- _Instructions to follow_
Return the line containing "Parse this screenshot: output" and every line beneath it through the end of the entries below, unchanged. Pictures stay out.
....
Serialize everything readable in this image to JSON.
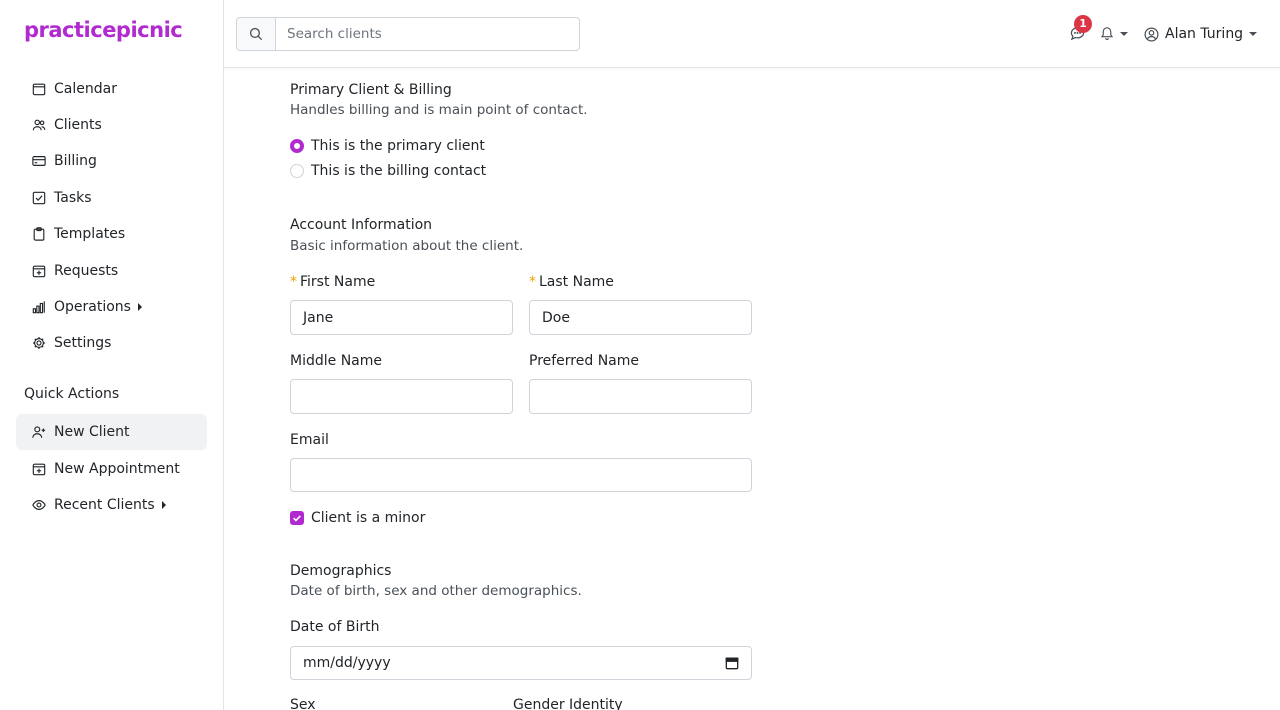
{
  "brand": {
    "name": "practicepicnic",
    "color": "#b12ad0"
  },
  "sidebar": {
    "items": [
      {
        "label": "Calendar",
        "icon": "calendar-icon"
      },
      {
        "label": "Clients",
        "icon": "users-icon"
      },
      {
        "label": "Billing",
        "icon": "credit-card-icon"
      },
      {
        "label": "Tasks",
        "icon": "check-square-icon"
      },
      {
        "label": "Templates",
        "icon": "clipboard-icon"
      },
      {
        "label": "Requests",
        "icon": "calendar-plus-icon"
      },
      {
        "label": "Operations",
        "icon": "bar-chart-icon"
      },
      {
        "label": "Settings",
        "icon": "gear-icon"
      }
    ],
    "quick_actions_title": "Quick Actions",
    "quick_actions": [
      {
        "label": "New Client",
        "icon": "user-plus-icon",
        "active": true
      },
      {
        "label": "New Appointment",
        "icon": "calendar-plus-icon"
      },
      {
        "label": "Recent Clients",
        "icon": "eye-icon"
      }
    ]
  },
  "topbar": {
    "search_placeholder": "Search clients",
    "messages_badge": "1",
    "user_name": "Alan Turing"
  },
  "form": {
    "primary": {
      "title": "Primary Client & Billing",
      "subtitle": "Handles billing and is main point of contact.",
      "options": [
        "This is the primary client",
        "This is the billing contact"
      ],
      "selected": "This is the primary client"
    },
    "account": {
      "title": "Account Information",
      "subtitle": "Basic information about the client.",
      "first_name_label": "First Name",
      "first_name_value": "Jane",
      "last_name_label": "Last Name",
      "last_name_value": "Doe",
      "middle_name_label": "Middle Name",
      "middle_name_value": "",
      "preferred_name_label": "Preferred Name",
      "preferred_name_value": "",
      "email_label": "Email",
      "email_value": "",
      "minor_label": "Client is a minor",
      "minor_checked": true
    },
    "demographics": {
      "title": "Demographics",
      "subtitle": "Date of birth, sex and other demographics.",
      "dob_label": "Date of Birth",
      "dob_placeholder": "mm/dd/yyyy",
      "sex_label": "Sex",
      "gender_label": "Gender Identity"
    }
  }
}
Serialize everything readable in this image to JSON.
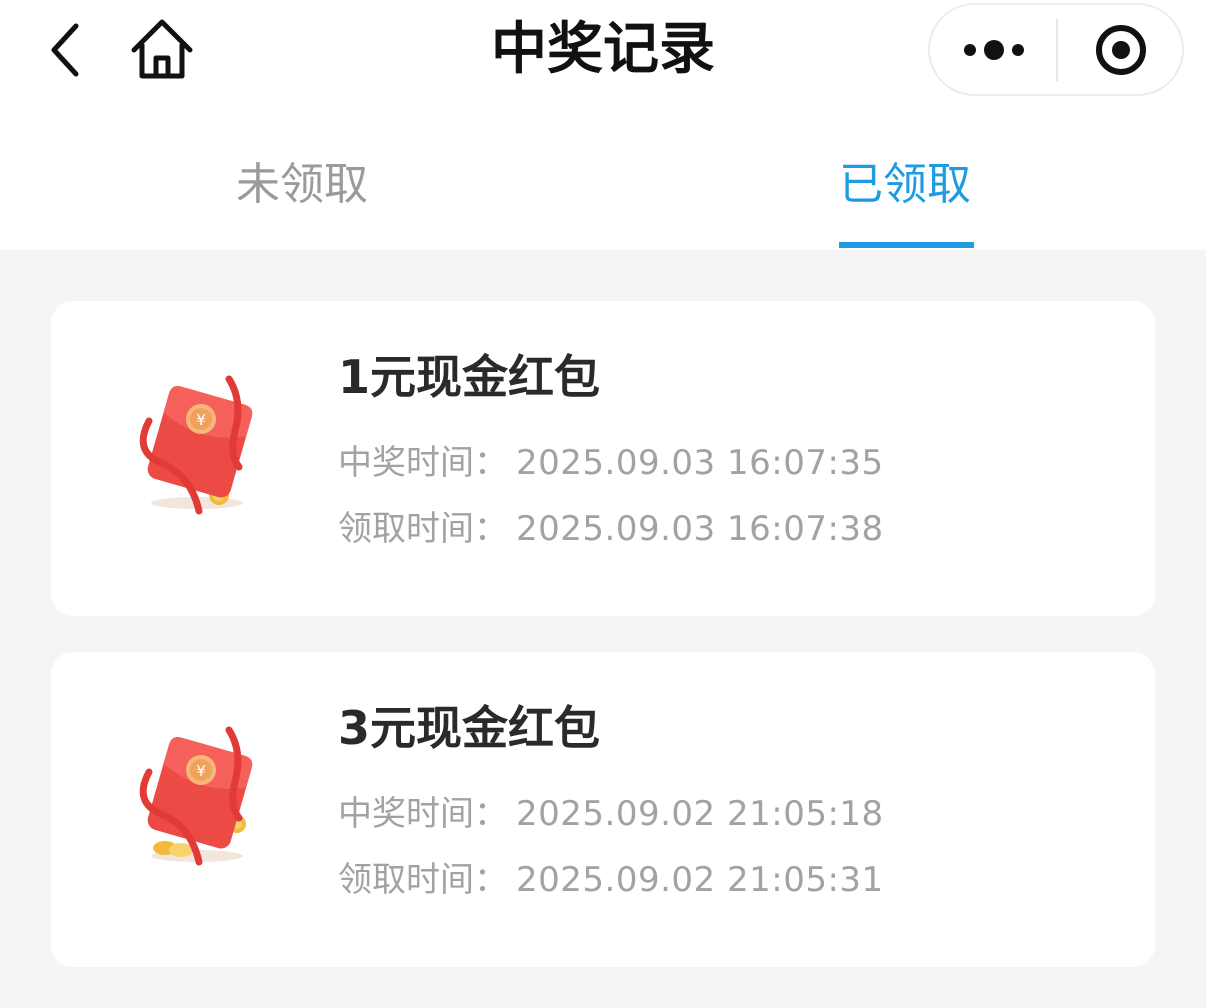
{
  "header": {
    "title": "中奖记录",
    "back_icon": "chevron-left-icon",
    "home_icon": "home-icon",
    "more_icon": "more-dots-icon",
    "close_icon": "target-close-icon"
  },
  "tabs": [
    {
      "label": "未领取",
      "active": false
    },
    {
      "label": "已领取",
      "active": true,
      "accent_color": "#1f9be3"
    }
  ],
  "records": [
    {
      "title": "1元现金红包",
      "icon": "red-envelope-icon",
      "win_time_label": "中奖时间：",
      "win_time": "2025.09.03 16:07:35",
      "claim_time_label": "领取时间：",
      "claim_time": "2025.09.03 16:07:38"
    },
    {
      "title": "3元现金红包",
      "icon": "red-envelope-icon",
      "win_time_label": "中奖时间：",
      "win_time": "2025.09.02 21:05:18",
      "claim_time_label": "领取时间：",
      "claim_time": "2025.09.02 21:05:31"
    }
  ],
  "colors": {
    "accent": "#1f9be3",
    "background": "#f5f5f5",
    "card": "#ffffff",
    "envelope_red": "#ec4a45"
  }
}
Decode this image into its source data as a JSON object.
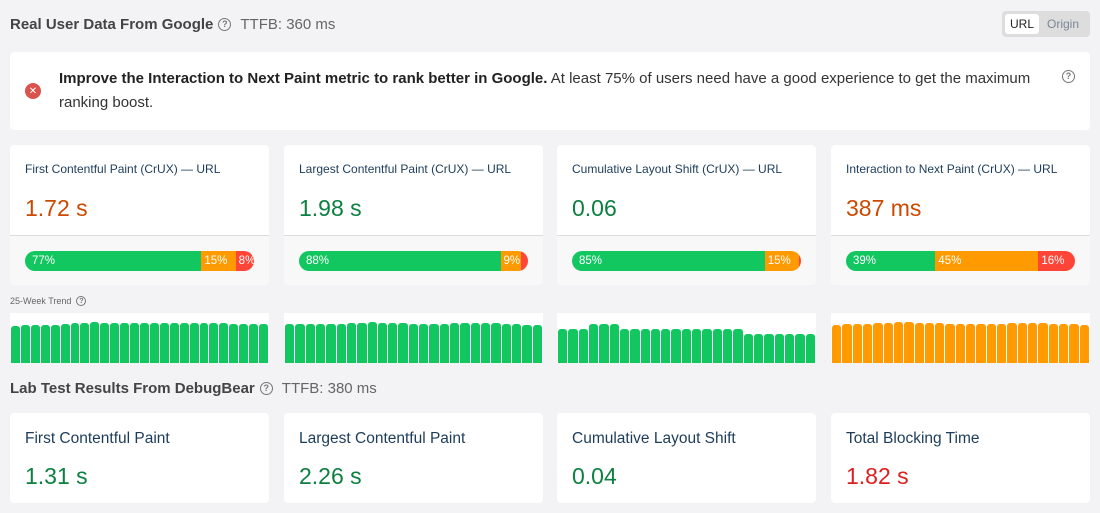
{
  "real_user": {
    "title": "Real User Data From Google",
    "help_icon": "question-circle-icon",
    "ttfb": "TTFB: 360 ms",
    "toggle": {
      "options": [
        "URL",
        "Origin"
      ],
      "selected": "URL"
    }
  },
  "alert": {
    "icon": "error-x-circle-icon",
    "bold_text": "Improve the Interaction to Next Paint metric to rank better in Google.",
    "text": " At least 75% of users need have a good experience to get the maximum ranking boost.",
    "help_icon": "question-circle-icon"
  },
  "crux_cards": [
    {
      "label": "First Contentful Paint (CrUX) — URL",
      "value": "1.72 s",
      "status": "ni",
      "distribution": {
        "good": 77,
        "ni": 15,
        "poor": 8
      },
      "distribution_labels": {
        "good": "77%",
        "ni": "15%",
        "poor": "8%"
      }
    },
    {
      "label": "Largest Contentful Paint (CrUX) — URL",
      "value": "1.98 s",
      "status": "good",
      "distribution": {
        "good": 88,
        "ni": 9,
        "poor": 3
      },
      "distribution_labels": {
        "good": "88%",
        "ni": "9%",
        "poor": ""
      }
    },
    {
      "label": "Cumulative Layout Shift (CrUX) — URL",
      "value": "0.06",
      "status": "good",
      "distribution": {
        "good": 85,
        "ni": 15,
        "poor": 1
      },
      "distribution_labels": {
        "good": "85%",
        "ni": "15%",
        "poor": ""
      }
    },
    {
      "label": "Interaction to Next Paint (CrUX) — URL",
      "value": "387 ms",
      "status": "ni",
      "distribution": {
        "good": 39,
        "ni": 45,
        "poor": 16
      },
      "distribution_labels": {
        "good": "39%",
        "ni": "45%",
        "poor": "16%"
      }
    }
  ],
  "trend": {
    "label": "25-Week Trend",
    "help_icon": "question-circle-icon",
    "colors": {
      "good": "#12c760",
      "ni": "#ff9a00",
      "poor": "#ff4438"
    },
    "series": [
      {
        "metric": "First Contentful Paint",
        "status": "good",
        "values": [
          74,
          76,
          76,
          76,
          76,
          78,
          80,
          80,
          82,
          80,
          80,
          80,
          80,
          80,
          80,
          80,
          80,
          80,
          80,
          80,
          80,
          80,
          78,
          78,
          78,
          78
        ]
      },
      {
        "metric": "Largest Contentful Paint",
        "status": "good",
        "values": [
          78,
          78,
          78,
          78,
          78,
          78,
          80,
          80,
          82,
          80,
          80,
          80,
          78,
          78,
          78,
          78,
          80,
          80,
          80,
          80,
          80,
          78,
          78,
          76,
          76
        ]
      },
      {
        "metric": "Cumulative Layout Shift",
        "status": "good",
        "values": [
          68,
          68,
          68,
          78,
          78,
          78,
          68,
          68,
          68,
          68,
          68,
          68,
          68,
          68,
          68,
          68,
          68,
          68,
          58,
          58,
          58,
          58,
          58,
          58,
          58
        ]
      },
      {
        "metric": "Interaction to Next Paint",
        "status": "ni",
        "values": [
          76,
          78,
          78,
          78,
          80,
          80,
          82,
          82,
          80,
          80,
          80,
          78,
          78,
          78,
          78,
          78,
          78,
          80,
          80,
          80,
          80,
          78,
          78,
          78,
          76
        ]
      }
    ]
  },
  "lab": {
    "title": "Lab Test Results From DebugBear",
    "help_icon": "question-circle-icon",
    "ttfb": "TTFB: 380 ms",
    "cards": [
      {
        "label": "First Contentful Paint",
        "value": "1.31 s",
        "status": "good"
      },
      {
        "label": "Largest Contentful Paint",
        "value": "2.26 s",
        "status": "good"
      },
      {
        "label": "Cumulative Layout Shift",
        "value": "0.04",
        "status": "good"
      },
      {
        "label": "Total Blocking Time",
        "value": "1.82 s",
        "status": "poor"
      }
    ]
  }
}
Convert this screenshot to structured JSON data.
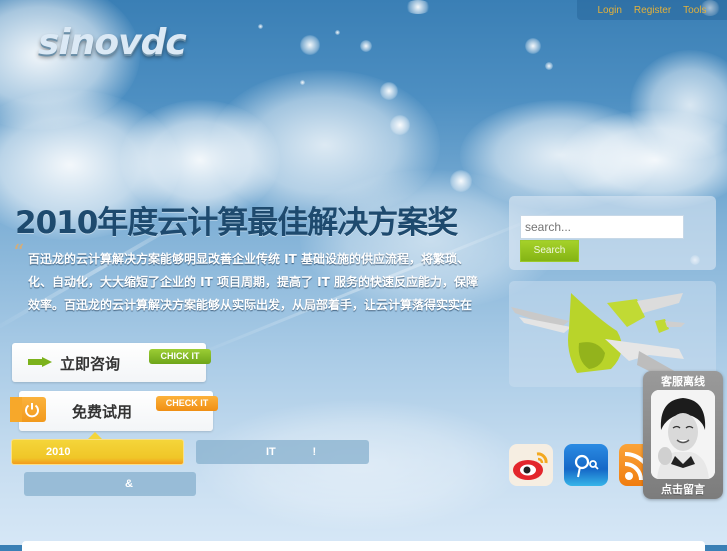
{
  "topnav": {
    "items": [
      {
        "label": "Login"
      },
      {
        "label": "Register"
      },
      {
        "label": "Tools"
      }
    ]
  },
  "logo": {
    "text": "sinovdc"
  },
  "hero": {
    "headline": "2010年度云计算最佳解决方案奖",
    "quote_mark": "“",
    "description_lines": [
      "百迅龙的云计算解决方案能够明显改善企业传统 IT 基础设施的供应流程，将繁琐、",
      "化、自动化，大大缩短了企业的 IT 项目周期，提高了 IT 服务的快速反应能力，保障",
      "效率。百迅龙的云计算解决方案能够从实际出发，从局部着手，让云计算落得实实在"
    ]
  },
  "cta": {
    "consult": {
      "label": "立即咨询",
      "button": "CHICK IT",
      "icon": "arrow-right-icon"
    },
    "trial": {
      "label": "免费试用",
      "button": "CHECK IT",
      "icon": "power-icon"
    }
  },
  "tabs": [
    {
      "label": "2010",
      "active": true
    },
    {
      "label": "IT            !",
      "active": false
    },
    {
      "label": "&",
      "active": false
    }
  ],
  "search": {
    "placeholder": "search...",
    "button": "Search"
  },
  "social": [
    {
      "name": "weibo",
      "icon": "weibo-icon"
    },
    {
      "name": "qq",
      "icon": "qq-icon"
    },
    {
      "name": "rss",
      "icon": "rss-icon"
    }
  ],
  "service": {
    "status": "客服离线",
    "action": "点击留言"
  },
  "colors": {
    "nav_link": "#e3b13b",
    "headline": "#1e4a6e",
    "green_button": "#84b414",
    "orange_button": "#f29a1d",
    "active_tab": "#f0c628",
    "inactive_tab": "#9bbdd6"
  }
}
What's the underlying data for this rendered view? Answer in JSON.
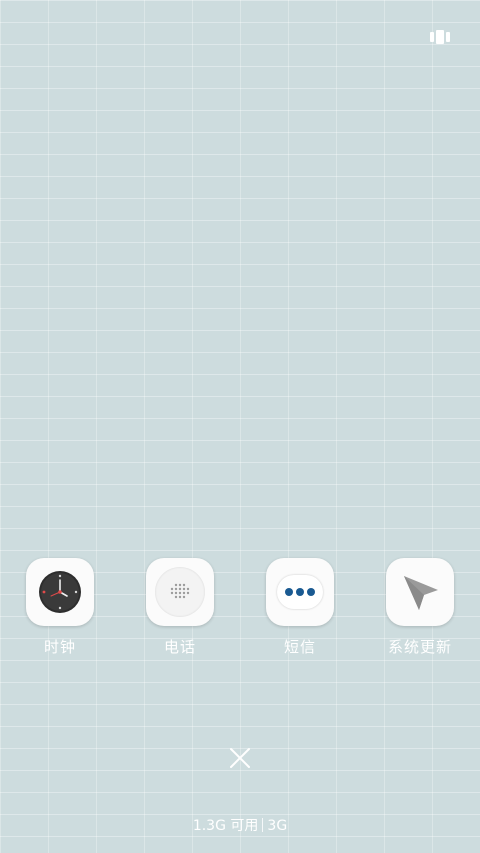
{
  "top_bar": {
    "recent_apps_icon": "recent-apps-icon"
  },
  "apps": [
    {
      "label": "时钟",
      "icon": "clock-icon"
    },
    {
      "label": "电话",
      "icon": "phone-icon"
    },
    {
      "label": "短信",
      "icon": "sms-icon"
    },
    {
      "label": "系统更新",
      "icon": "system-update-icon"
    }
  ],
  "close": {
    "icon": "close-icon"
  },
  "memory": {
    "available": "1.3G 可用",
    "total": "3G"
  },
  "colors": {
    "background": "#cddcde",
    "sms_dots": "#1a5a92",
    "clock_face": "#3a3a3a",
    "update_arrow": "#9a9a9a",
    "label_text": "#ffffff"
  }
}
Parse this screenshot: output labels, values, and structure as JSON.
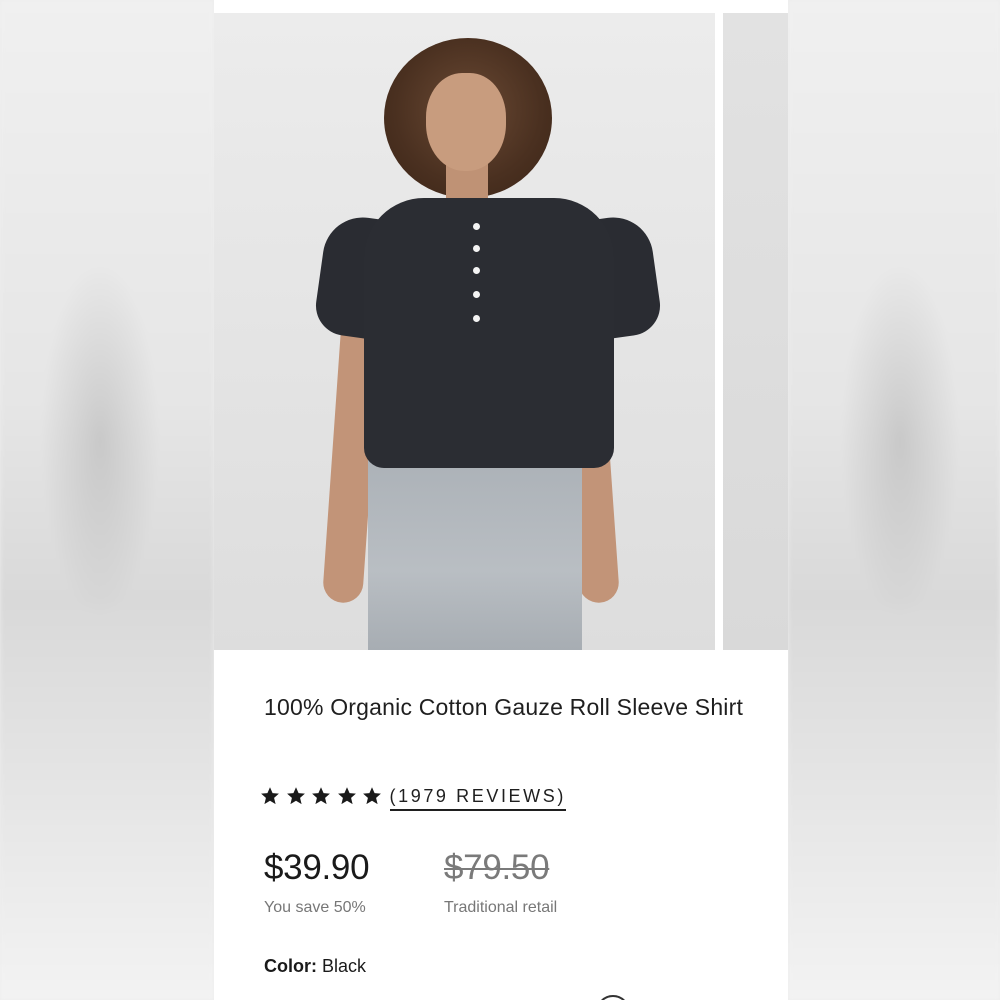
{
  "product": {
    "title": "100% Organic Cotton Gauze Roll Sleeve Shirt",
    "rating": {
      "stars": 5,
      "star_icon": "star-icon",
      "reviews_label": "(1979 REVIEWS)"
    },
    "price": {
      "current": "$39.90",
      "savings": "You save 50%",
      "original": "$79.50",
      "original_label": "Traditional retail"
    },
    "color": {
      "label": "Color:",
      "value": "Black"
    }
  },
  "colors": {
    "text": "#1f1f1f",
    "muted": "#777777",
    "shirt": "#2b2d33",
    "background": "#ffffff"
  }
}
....
- _Response to the exercise_
Parse this screenshot: output labels, values, and structure as JSON.
{
  "product": {
    "title": "100% Organic Cotton Gauze Roll Sleeve Shirt",
    "rating": {
      "stars": 5,
      "star_icon": "star-icon",
      "reviews_label": "(1979 REVIEWS)"
    },
    "price": {
      "current": "$39.90",
      "savings": "You save 50%",
      "original": "$79.50",
      "original_label": "Traditional retail"
    },
    "color": {
      "label": "Color:",
      "value": "Black"
    }
  },
  "colors": {
    "text": "#1f1f1f",
    "muted": "#777777",
    "shirt": "#2b2d33",
    "background": "#ffffff"
  }
}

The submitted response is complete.